Elements RTL

I’ve been reading about Elements RTL. The specific example described in the docs regards a Dictionary class.

If my intent is to write console apps for macOS and Windows in Swift - is there any reason to use the RTL Dictionary class over Swift’s native Dictionary class in my shared projects? Presumably there is a Swift Dictionary class available on Windows with Swift?

Am I misunderstanding RTL’s purpose?

No good reason, aside from that you prefer one API over the other. Swift’s dictionary also is a value type, which has many usable implications that (IMHO) make it less desirable to use for most cases — but that’s just me, personally).

Also, Elements RTL’s types map (where applicable) to platform-native types (e.g. Dictionary to NS(Mutable)Dictionary, List to NS(Mutable)Array, etc.
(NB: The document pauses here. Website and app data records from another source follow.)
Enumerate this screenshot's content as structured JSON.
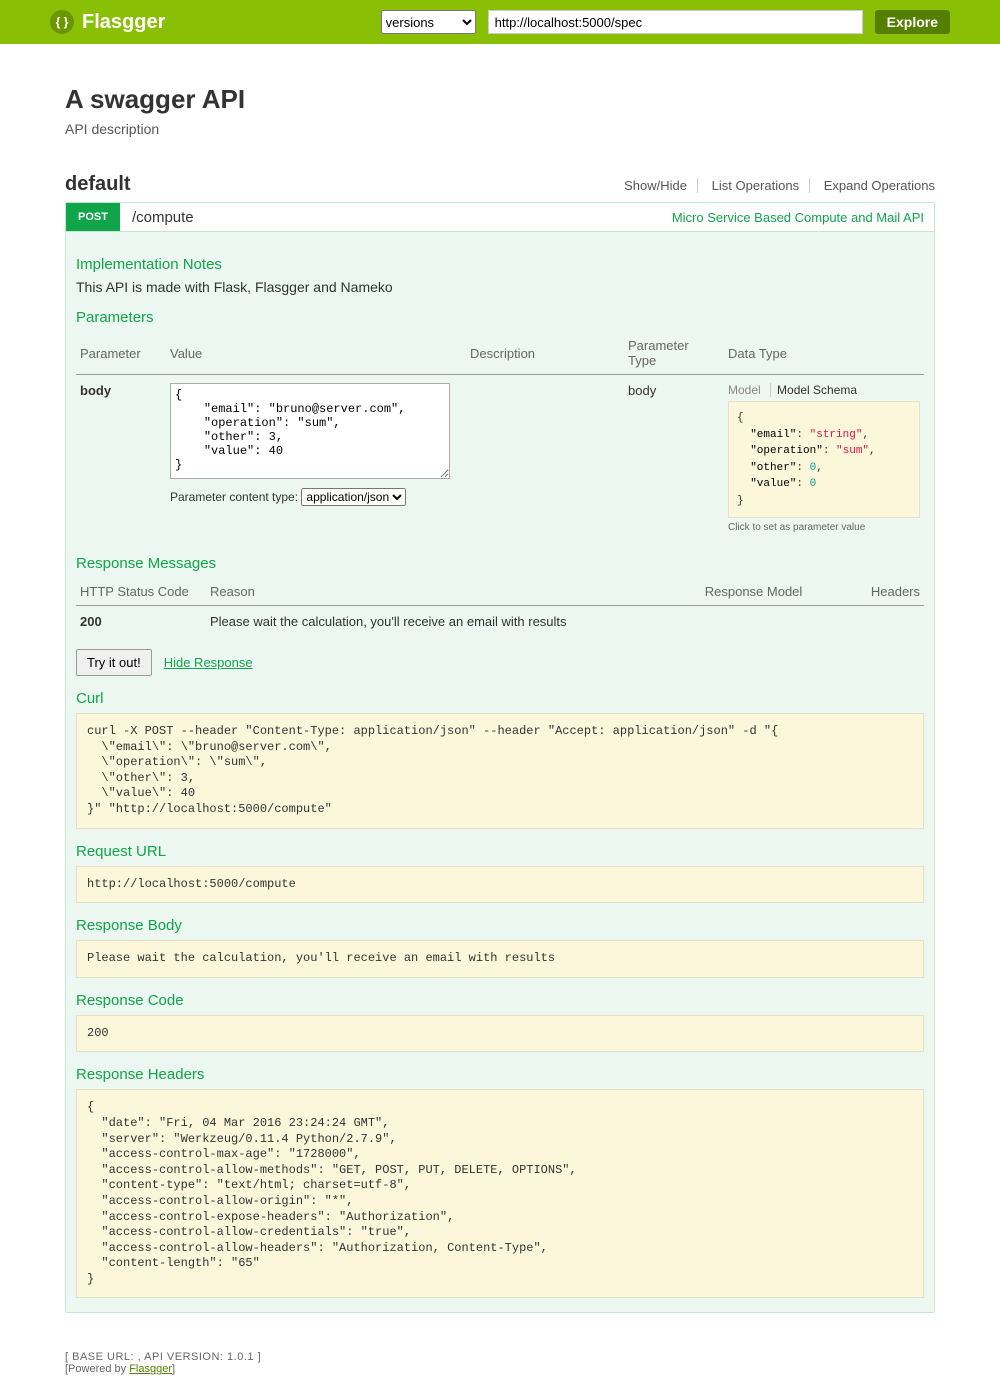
{
  "topbar": {
    "brand": "Flasgger",
    "versions_label": "versions",
    "spec_url": "http://localhost:5000/spec",
    "explore": "Explore"
  },
  "api": {
    "title": "A swagger API",
    "description": "API description"
  },
  "tag": {
    "name": "default",
    "show_hide": "Show/Hide",
    "list_ops": "List Operations",
    "expand_ops": "Expand Operations"
  },
  "op": {
    "method": "POST",
    "path": "/compute",
    "summary": "Micro Service Based Compute and Mail API",
    "impl_notes_title": "Implementation Notes",
    "impl_notes": "This API is made with Flask, Flasgger and Nameko",
    "params_title": "Parameters",
    "param_headers": {
      "parameter": "Parameter",
      "value": "Value",
      "description": "Description",
      "ptype": "Parameter Type",
      "dtype": "Data Type"
    },
    "param": {
      "name": "body",
      "value": "{\n    \"email\": \"bruno@server.com\",\n    \"operation\": \"sum\",\n    \"other\": 3,\n    \"value\": 40\n}",
      "content_type_label": "Parameter content type:",
      "content_type": "application/json",
      "ptype": "body",
      "schema_tab_model": "Model",
      "schema_tab_schema": "Model Schema",
      "schema_hint": "Click to set as parameter value"
    },
    "resp_msgs_title": "Response Messages",
    "resp_headers": {
      "code": "HTTP Status Code",
      "reason": "Reason",
      "model": "Response Model",
      "headers": "Headers"
    },
    "resp_row": {
      "code": "200",
      "reason": "Please wait the calculation, you'll receive an email with results"
    },
    "try_label": "Try it out!",
    "hide_resp": "Hide Response",
    "curl_title": "Curl",
    "curl": "curl -X POST --header \"Content-Type: application/json\" --header \"Accept: application/json\" -d \"{\n  \\\"email\\\": \\\"bruno@server.com\\\",\n  \\\"operation\\\": \\\"sum\\\",\n  \\\"other\\\": 3,\n  \\\"value\\\": 40\n}\" \"http://localhost:5000/compute\"",
    "req_url_title": "Request URL",
    "req_url": "http://localhost:5000/compute",
    "resp_body_title": "Response Body",
    "resp_body": "Please wait the calculation, you'll receive an email with results",
    "resp_code_title": "Response Code",
    "resp_code": "200",
    "resp_headers_title": "Response Headers",
    "resp_headers_body": "{\n  \"date\": \"Fri, 04 Mar 2016 23:24:24 GMT\",\n  \"server\": \"Werkzeug/0.11.4 Python/2.7.9\",\n  \"access-control-max-age\": \"1728000\",\n  \"access-control-allow-methods\": \"GET, POST, PUT, DELETE, OPTIONS\",\n  \"content-type\": \"text/html; charset=utf-8\",\n  \"access-control-allow-origin\": \"*\",\n  \"access-control-expose-headers\": \"Authorization\",\n  \"access-control-allow-credentials\": \"true\",\n  \"access-control-allow-headers\": \"Authorization, Content-Type\",\n  \"content-length\": \"65\"\n}"
  },
  "footer": {
    "base": "[ BASE URL: , API VERSION: 1.0.1 ]",
    "powered_prefix": "[Powered by ",
    "powered_link": "Flasgger",
    "powered_suffix": "]"
  }
}
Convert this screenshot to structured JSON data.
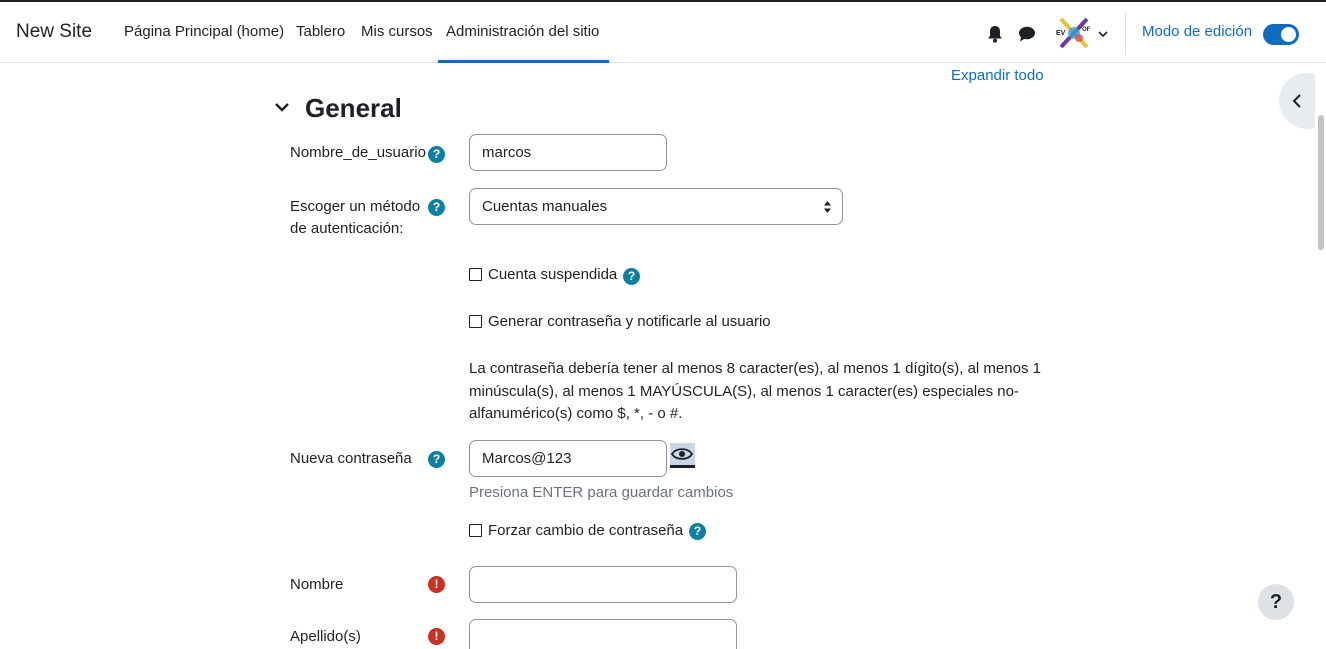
{
  "navbar": {
    "site_name": "New Site",
    "items": [
      {
        "label": "Página Principal (home)"
      },
      {
        "label": "Tablero"
      },
      {
        "label": "Mis cursos"
      },
      {
        "label": "Administración del sitio",
        "active": true
      }
    ],
    "icons": [
      "bell-icon",
      "chat-icon",
      "user-avatar",
      "chevron-down-icon"
    ],
    "edit_mode_label": "Modo de edición",
    "edit_mode_on": true
  },
  "main": {
    "expand_all": "Expandir todo",
    "section_title": "General",
    "fields": {
      "username": {
        "label": "Nombre_de_usuario",
        "value": "marcos"
      },
      "auth": {
        "label": "Escoger un método de autenticación:",
        "value": "Cuentas manuales"
      },
      "suspended": {
        "label": "Cuenta suspendida",
        "checked": false
      },
      "generate_password": {
        "label": "Generar contraseña y notificarle al usuario",
        "checked": false
      },
      "password_policy": "La contraseña debería tener al menos 8 caracter(es), al menos 1 dígito(s), al menos 1 minúscula(s), al menos 1 MAYÚSCULA(S), al menos 1 caracter(es) especiales no-alfanumérico(s) como $, *, - o #.",
      "new_password": {
        "label": "Nueva contraseña",
        "value": "Marcos@123",
        "hint": "Presiona ENTER para guardar cambios"
      },
      "force_change": {
        "label": "Forzar cambio de contraseña",
        "checked": false
      },
      "first_name": {
        "label": "Nombre",
        "value": ""
      },
      "last_name": {
        "label": "Apellido(s)",
        "value": ""
      }
    },
    "help_glyph": "?",
    "required_glyph": "!"
  },
  "colors": {
    "accent": "#0f6cbf",
    "help": "#0f7fa0",
    "required": "#ca3120"
  }
}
So these can be toll-free bridged to Cocoa APIs (similar to the discussion we had about Strings in the other thread), Since SBL’s Array and Dictionary types are value types, small overhead conversions are needed when passing them from/to Cocoa APIs.(which are still going to be more lightweight than Apple Swift’s, but they are there).

There’s certainly some overlap, yes,

Swift Base Library (SBL) is there not provide some of the common types that Apple Swift has, in way that work as closely to how Apple’s versions work (for better, or for worse). (while it can be used from all languages, it’s not really designed for that with how the APIs look and feel).

Elements RTL is there to provide common base functionality for all of Elements languages, and all platforms using the same set of unified OOP APIs.

By nature, there’s some duplication there, with some things covered by both SBL and Elements RTL, in different ways*.

(* right now, SBL is implemented without reliance on Elements RTL (you don;‘t have to link in both), which also means there’s a certain amount of code duplication, as well; in the long run, I want to rework SBL to leverage Elements RTL under the hood, alleviating the need to have per-platform implementation in SBLs’ code and just have SBL defer to the abstractions provided in RTL2, under the hood.